"Patients with histories of substance use, mental health problems or both should receive special attention and co-management from pain management specialists when possible. Treatment of mental health disorders should be considered part of successful pain management."
But not everyone is urging restraint.
Pharmaceutical maker Purdue Pharma LP last year agreed to pay $19.5 million to settle complaints that it was urging doctors to prescribe its OxyContin every eight hours instead of the 12-hour regimen approved by the FDA.
Purdue Pharma had sales of $1.83 billion of its prescription painkiller from January to October of this year, according to figures from IMS Health, a health care information company.
Purdue Pharma admitted no wrongdoing in the settlement, but state attorneys general in the case said the overprescribing encouraged patients to abuse the drug or sell it to others to abuse.
Even without prodding, doctors, because of the limited time most spend with patients, might be more likely to try to fix what ails with pills.
The Joint Commission's Wise says the organization is especially concerned about overcrowding in emergency rooms. Under these types of stresses, where interaction with patients is minimal, he said it's just easier for doctors to write prescriptions.
Kosciusko County's Sadler said patients shopping for drugs will go to doctor's offices late in the day when they are especially busy, be vague about their medical history and describe pain that can't be diagnosed.
"Physicians don't want to leave patients in pain," Sadler said. "At the same time, how do you sort all that out?"
Despite the massive increases in the amount of narcotic painkillers prescribed to Hoosiers over the last 10 years, Indiana does not stand out nationwide in its consumption.
Instead, the increases appear only to have been the state catching up with the rest of the country's pill-popping habits.
Methadone prescriptions, for example, are up 1,176 percent nationwide and up 2,061 percent in Indiana. But even after that increase, Hoosiers ranked only No. 22 among states for the amount of grams prescribed per 100,000 in population.
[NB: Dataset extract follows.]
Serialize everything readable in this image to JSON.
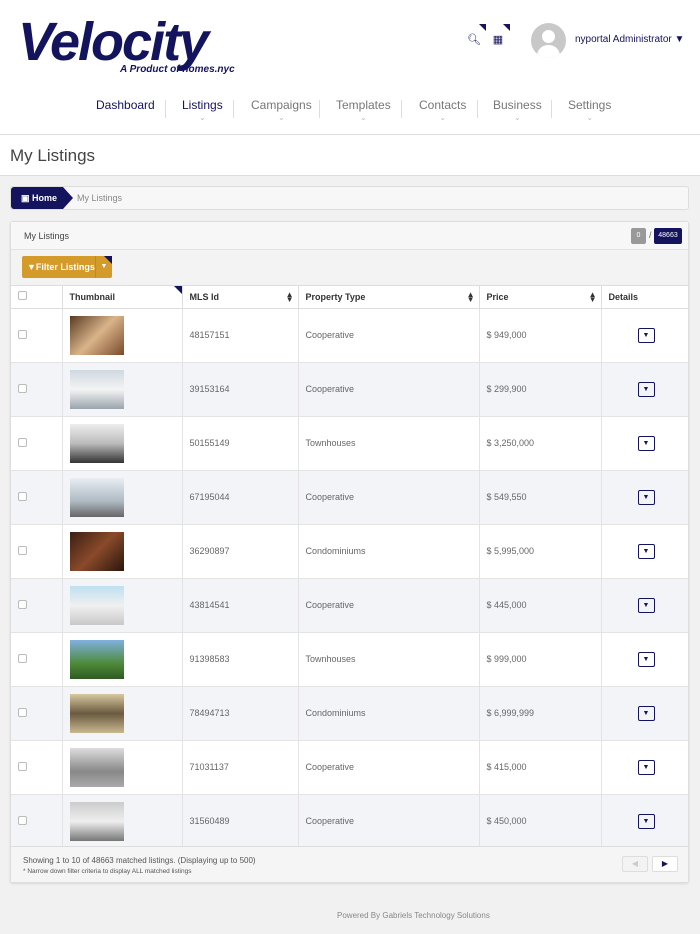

That means an ever-growing segment of the nation is using powerful, addictive painkillers, leading to addictions among legitimate users who were prescribed the medication, and to wider availability for those who abuse the drugs but don't have a prescription.
And those who are addicted will do anything to get the drug. A Garrett man who admitted to robbing 70 pharmacies in less than three years to feed his OxyContin addiction told The Journal Gazette in 2003 that the first time he took the drug, "it took the place of everything."
Mary and Ron England of Leesburg lost their son Zachary, 27, to a fentanyl overdose Nov. 22. Zachary had been struggling with painkiller addictions for years, and when a relative died of an overdose two years ago, Mary told her son, "don't you ever do what he did" to his family.
"But he couldn't help it," she said.
In their effects, side effects and addictiveness , narcotics are powerful in every way. Actiq, a brand of fentanyl that is delivered on a stick like a lollipop, is so strong it is intended only for "episodes of breakthrough cancer pain." It comes on a stick so doctors can remove it from a patient's mouth if an overdose begins.
Mike, a county law enforcement officer who has worked drug cases for 22 years and asked that his full name not be used because he often works undercover, said prescription drugs are now the subject of a quarter of their cases. They're widely available and cheaper than street drugs, because insurance companies cover most of their cost.
And fentanyl, he said, is poised to become the leader of an ugly pack. It is now so popular that undercover officers are having trouble buying it.
"They're using it so much, we can't get it," Mike said. "This is becoming the next big thing."